publishing date
type
Book/Report
publication status
published
subject
editor
Johansson, Göta LU
publisher
Palmkrons förlag
ISBN
91-89638-07-7
language
English
LU publication?
yes
id
c3404c5d-17d2-4057-919a-af59d134fe2d (old id 538359)
date added to LUP
2007-09-27 08:31:45
date last changed
2016-04-16 09:20:32
@book{c3404c5d-17d2-4057-919a-af59d134fe2d,
  abstract     = {Aphrodite is the divine image in Western civilization of love and fertility. She is the eternal beauty of classical Greece - but she has a wide-ranging history. On the one hand giver of wealth and abundance - on the other linked with violence and war. Aphrodite appeared on Cyprus during the Bronze Age. Protectress of copper, her cult spread all over Europe. In Scandinavia she was called Nerthus. Bronze, together with new agricultural methods, made people’s lives prosper and the goddess’s popularity soared. Her roots reach back to the Mesopotamian goddess Inanna/Ishtar. After the advent of Christianity, she shaped the image of the Holy Virgin. Aphrodite/Venus, once so prominent in art and literature, is still famous. Today her name often has a negative bias, with only her sexual aspect stressed, usually in commercial contexts. In this anthology the Centre of Classical Mythology presents the influential and versatile goddess.<br/><br>
<br/><br>
Lotten Peterson traces Aphrodite’s development from the Mesopotamian goddess Inanna/Ishtar 5,000 years ago to the classical goddess and, later, how she influenced the Virgin Mary.<br/><br>
<br/><br>
Gota Johansson describes Aphrodite’s origins and her long journey to Scandinavia, where she became the Vanir divinity Nerthus/Njord.<br/><br>
<br/><br>
Katarina Wadstein MacLeod discusses Aphrodite/Venus in a variety of examples from modern and contemporary art.<br/><br>
<br/><br>

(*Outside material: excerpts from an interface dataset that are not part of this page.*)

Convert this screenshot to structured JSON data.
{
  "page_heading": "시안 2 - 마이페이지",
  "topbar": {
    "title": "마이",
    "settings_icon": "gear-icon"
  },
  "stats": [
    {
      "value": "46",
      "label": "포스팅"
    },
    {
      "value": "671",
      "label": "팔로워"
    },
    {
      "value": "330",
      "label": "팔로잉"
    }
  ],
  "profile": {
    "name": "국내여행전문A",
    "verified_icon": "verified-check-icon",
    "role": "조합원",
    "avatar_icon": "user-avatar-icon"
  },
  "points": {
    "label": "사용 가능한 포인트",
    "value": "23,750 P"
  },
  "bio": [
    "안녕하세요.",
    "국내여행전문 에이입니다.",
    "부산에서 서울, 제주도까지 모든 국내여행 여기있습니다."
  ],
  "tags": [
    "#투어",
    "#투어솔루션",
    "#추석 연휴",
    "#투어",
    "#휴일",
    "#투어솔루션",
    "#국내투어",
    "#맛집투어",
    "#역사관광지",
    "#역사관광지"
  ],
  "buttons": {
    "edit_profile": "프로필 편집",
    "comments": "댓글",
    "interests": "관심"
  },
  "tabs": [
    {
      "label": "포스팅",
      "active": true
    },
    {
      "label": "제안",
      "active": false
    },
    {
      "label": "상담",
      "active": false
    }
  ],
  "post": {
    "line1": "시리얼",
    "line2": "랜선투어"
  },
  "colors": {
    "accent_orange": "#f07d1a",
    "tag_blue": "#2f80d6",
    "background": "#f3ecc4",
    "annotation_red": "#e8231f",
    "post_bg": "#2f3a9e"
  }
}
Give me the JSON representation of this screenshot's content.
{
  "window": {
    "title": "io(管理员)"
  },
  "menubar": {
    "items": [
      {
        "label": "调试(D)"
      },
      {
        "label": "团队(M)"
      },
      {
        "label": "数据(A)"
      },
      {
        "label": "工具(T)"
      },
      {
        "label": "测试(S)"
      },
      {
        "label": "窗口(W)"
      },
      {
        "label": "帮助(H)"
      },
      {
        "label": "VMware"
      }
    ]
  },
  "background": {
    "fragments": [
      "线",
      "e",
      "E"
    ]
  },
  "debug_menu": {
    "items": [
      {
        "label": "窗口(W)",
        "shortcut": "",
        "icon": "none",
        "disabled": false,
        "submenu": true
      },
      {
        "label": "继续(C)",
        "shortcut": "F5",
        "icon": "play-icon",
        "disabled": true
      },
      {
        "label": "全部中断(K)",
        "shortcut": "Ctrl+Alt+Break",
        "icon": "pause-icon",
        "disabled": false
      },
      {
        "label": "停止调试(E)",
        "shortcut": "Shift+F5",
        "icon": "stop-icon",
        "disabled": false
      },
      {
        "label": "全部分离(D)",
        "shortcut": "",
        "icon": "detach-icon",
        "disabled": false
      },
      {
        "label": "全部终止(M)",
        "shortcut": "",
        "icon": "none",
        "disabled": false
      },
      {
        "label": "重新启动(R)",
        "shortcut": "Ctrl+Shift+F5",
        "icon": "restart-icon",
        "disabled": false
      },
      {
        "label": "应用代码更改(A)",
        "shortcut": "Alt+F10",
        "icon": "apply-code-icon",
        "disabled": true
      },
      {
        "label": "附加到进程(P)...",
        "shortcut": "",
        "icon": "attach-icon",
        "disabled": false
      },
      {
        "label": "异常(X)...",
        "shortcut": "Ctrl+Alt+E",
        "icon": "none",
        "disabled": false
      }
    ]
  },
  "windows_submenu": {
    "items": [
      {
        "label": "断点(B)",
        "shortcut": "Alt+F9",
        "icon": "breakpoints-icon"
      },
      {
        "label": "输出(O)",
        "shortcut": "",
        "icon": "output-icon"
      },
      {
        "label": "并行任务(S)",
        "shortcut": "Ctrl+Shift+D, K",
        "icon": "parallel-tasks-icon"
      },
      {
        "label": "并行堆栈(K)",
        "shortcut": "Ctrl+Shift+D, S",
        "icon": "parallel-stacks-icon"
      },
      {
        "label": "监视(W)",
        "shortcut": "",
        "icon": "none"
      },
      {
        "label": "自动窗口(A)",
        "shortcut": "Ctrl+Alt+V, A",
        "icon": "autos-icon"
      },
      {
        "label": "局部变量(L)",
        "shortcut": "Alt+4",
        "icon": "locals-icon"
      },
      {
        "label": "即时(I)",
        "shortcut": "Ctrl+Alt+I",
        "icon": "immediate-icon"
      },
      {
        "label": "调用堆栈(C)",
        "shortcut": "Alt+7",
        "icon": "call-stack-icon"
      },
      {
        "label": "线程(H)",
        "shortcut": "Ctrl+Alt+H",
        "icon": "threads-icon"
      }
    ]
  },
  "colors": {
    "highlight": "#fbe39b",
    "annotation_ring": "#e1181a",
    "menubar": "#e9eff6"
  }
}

Johan Flemberg describes Aphrodite as a goddess of war and love; he then presents her marble statuette in the Carl Milles collection. In a third essay, he explains her epithet 'Ambologera'.<br/><br>
<br/><br>
Susanna Roxman analyses Aphrodite as a leitmotif in texts by the 20th century novelist and poet, Lawrence Durrell.<br/><br>
<br/><br>
Carlos Parada provides an authoritative genealogical guide to Aphrodite’s nature, birth, family ties, lovers, and actions.},
  editor       = {Johansson, Göta},
  isbn         = {91-89638-07-7},
  language     = {eng},
  note         = {Book Editor},
  publisher    = {Palmkrons förlag},
  title        = {Aphrodite - The Making of a Goddess},
  year         = {2005},
}